** Opening DATA RECORDS block **

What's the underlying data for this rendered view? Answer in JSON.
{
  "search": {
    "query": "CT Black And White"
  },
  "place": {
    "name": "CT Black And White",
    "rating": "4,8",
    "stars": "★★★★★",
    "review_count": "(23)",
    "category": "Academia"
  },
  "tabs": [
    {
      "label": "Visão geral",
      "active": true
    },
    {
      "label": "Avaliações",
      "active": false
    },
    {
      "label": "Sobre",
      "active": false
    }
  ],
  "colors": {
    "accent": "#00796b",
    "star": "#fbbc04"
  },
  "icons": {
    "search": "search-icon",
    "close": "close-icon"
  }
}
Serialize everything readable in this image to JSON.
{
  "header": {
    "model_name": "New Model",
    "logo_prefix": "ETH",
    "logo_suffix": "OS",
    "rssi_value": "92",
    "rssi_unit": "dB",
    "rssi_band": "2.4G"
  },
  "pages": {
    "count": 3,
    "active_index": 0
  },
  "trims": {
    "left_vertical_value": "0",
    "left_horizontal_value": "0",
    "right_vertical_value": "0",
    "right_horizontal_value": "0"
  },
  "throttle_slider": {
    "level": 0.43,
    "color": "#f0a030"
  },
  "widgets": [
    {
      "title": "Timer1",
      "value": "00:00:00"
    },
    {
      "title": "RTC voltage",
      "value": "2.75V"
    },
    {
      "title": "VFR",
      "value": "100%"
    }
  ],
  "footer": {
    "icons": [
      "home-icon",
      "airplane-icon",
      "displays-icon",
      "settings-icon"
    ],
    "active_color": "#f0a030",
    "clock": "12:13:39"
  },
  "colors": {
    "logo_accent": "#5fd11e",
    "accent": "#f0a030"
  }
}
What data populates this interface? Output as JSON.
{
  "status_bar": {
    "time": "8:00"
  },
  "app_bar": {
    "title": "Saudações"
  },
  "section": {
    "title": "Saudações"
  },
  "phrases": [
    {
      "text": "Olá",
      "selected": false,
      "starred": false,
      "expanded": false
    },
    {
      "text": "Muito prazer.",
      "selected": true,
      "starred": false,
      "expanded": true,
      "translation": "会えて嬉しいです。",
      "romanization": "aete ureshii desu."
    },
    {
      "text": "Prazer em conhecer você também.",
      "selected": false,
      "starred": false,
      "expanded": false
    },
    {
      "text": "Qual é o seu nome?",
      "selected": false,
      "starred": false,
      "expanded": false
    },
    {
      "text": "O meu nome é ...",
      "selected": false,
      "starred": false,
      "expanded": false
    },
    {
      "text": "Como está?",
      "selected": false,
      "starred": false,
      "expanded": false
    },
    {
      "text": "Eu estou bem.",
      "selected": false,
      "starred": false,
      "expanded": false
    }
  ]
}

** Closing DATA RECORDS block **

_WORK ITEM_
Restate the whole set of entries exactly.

_SOLUTION FOR THIS TASK_
What's the underlying data for this rendered view? Answer in JSON.
{
  "search": {
    "query": "CT Black And White"
  },
  "place": {
    "name": "CT Black And White",
    "rating": "4,8",
    "stars": "★★★★★",
    "review_count": "(23)",
    "category": "Academia"
  },
  "tabs": [
    {
      "label": "Visão geral",
      "active": true
    },
    {
      "label": "Avaliações",
      "active": false
    },
    {
      "label": "Sobre",
      "active": false
    }
  ],
  "colors": {
    "accent": "#00796b",
    "star": "#fbbc04"
  },
  "icons": {
    "search": "search-icon",
    "close": "close-icon"
  }
}
Serialize everything readable in this image to JSON.
{
  "header": {
    "model_name": "New Model",
    "logo_prefix": "ETH",
    "logo_suffix": "OS",
    "rssi_value": "92",
    "rssi_unit": "dB",
    "rssi_band": "2.4G"
  },
  "pages": {
    "count": 3,
    "active_index": 0
  },
  "trims": {
    "left_vertical_value": "0",
    "left_horizontal_value": "0",
    "right_vertical_value": "0",
    "right_horizontal_value": "0"
  },
  "throttle_slider": {
    "level": 0.43,
    "color": "#f0a030"
  },
  "widgets": [
    {
      "title": "Timer1",
      "value": "00:00:00"
    },
    {
      "title": "RTC voltage",
      "value": "2.75V"
    },
    {
      "title": "VFR",
      "value": "100%"
    }
  ],
  "footer": {
    "icons": [
      "home-icon",
      "airplane-icon",
      "displays-icon",
      "settings-icon"
    ],
    "active_color": "#f0a030",
    "clock": "12:13:39"
  },
  "colors": {
    "logo_accent": "#5fd11e",
    "accent": "#f0a030"
  }
}
What data populates this interface? Output as JSON.
{
  "status_bar": {
    "time": "8:00"
  },
  "app_bar": {
    "title": "Saudações"
  },
  "section": {
    "title": "Saudações"
  },
  "phrases": [
    {
      "text": "Olá",
      "selected": false,
      "starred": false,
      "expanded": false
    },
    {
      "text": "Muito prazer.",
      "selected": true,
      "starred": false,
      "expanded": true,
      "translation": "会えて嬉しいです。",
      "romanization": "aete ureshii desu."
    },
    {
      "text": "Prazer em conhecer você também.",
      "selected": false,
      "starred": false,
      "expanded": false
    },
    {
      "text": "Qual é o seu nome?",
      "selected": false,
      "starred": false,
      "expanded": false
    },
    {
      "text": "O meu nome é ...",
      "selected": false,
      "starred": false,
      "expanded": false
    },
    {
      "text": "Como está?",
      "selected": false,
      "starred": false,
      "expanded": false
    },
    {
      "text": "Eu estou bem.",
      "selected": false,
      "starred": false,
      "expanded": false
    }
  ]
}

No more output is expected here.